# YOUR GOAL:
Across the material below, how many lines contain the word "true"? Respond with the number only.

# RECORDS SUPPLIED:
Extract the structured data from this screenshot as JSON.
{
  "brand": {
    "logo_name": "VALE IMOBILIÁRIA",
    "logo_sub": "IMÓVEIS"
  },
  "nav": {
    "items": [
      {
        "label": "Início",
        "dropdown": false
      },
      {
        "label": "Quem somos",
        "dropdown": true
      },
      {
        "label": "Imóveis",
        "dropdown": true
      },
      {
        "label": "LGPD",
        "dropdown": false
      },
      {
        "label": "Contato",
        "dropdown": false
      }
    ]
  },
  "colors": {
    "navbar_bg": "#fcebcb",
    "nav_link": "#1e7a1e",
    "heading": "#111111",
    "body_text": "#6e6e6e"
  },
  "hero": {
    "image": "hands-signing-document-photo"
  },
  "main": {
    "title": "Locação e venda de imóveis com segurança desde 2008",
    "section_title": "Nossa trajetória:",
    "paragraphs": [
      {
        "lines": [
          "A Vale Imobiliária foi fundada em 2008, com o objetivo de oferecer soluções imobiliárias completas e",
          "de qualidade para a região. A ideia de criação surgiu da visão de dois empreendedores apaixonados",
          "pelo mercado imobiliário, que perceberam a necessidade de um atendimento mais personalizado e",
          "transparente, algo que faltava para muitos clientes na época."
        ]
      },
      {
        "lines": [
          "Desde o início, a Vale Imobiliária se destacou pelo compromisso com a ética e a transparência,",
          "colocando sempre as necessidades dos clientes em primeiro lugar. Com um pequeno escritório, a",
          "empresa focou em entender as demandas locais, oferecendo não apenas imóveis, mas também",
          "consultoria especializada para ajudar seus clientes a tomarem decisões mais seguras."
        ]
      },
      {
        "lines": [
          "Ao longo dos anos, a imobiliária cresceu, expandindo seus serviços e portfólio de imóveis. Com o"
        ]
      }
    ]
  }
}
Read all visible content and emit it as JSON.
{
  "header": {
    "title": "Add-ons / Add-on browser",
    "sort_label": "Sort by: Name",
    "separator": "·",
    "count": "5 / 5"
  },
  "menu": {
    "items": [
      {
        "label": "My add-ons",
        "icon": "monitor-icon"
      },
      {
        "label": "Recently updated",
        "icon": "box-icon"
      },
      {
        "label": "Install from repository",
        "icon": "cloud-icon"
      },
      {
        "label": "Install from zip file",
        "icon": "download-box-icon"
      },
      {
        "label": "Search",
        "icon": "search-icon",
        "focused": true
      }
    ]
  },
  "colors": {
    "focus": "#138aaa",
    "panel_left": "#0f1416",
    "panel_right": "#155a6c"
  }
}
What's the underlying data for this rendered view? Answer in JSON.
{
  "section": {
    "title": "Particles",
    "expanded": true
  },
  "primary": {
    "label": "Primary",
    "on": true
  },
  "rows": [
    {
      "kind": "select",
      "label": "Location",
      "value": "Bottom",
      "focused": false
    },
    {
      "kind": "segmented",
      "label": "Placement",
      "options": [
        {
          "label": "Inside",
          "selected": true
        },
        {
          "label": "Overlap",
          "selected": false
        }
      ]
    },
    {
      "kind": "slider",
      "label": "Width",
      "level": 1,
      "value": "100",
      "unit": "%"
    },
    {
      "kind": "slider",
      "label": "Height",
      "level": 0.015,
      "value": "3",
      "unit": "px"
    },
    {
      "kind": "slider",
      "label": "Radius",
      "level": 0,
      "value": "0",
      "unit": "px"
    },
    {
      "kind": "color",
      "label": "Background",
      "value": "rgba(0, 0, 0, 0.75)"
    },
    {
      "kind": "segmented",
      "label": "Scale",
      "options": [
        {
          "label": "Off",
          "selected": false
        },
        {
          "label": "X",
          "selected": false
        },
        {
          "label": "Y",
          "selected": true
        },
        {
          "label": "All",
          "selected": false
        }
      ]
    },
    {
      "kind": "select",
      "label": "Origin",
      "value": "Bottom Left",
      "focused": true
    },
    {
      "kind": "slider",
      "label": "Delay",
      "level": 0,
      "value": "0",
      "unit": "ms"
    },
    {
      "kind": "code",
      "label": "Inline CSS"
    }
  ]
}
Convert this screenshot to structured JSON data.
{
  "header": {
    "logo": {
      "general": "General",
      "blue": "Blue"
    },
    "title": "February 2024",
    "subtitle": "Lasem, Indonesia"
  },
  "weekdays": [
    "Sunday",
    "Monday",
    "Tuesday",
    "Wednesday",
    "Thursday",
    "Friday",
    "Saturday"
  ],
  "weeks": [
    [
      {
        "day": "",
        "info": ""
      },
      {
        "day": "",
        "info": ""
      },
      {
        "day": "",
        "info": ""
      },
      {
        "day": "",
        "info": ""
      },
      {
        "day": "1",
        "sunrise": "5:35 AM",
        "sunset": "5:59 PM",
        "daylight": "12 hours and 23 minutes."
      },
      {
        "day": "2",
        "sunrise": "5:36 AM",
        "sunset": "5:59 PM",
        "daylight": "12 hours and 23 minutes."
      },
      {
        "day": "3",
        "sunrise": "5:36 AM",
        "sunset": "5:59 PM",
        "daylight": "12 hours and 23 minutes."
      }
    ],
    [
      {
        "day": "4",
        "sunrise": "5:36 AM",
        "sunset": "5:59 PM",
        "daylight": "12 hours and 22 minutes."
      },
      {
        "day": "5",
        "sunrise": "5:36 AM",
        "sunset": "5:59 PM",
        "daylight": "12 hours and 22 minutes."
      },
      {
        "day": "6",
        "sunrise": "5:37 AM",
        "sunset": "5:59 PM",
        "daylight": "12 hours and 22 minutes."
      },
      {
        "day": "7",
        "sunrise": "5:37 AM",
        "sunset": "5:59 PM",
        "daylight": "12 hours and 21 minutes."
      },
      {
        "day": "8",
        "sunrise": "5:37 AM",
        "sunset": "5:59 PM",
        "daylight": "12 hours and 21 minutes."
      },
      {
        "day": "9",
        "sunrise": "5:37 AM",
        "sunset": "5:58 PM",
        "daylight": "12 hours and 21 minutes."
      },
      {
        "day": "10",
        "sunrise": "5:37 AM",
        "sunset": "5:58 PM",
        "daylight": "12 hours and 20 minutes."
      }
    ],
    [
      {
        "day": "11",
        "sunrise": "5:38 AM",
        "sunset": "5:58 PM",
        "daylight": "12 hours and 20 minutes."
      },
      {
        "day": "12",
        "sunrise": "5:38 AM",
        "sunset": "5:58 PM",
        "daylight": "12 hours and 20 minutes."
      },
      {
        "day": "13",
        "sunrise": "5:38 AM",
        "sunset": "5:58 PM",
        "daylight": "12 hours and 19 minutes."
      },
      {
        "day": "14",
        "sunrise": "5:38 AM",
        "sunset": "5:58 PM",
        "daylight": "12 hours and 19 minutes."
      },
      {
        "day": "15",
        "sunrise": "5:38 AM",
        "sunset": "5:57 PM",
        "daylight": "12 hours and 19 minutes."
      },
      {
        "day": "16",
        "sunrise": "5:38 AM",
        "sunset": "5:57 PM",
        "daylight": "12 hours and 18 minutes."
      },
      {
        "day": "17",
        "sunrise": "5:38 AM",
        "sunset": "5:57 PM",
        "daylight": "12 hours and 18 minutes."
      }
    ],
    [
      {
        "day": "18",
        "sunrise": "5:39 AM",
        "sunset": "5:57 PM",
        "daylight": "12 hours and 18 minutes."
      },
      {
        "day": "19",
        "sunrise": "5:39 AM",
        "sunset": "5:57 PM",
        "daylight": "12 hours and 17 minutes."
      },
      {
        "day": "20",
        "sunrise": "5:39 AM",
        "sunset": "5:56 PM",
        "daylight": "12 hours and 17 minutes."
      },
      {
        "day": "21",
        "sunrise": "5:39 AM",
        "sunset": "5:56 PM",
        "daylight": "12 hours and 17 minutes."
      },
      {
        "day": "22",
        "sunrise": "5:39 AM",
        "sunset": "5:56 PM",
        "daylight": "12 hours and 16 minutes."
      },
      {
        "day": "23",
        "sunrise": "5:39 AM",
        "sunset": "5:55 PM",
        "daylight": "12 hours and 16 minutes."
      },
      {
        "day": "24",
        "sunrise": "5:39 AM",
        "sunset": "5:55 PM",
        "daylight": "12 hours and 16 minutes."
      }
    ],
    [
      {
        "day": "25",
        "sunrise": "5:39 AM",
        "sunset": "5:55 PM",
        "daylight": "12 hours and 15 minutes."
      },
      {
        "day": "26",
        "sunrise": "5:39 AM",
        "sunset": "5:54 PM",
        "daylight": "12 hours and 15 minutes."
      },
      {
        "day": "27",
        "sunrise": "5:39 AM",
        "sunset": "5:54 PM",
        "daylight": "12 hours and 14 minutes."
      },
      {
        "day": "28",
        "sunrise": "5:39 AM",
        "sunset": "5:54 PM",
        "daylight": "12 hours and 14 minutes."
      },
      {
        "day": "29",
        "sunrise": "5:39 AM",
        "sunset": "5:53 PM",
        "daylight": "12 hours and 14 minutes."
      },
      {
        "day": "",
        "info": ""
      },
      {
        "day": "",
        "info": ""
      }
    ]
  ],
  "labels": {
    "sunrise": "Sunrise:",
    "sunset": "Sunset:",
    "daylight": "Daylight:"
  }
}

# SOLUTION TO THIS PROBLEM:
8